What you have to do: Look through the listing and report every line that has "depth" in it.

Given data:
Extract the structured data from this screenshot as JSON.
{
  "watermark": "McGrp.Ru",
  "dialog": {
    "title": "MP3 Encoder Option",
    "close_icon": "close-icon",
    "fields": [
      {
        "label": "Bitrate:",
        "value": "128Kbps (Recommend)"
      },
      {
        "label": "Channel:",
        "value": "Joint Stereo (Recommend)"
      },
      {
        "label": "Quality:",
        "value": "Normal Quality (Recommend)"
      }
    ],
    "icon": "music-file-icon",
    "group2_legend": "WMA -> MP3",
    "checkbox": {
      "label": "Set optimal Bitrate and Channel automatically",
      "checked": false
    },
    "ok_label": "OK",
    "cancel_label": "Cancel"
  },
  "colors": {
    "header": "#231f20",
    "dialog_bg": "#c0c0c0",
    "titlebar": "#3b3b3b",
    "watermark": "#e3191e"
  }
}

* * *

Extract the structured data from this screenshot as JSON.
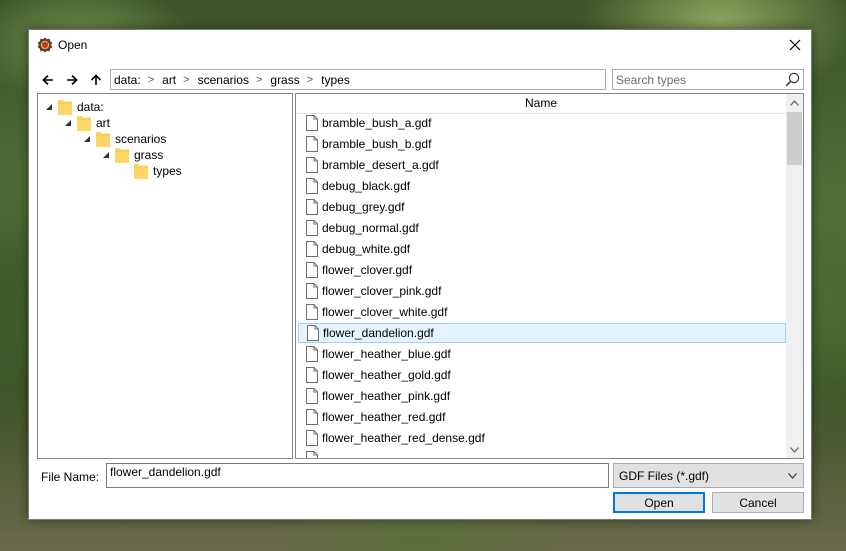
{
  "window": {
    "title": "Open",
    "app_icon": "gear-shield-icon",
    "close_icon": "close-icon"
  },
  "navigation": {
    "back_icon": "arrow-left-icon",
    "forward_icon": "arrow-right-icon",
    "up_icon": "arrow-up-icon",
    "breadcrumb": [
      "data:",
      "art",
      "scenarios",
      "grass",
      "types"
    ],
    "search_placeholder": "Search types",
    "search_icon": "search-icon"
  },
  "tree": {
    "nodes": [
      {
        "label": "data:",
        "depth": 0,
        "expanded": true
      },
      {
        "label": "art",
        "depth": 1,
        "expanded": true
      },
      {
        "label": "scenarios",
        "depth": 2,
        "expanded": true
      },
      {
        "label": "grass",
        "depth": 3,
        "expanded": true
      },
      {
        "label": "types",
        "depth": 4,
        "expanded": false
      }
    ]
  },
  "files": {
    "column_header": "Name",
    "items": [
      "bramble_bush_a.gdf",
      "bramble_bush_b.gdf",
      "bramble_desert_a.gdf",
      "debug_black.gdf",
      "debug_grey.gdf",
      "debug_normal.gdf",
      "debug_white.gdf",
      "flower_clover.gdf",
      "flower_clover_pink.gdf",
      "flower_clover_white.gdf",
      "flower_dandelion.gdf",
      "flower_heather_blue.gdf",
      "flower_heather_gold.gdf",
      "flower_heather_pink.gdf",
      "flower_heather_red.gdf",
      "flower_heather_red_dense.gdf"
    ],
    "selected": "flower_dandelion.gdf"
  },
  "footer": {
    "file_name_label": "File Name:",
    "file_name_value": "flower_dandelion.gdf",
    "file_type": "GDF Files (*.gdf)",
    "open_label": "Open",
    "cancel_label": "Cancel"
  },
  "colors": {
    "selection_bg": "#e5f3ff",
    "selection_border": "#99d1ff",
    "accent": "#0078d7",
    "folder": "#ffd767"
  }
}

Answer to this problem:
        "depth": 0,
        "depth": 1,
        "depth": 2,
        "depth": 3,
        "depth": 4,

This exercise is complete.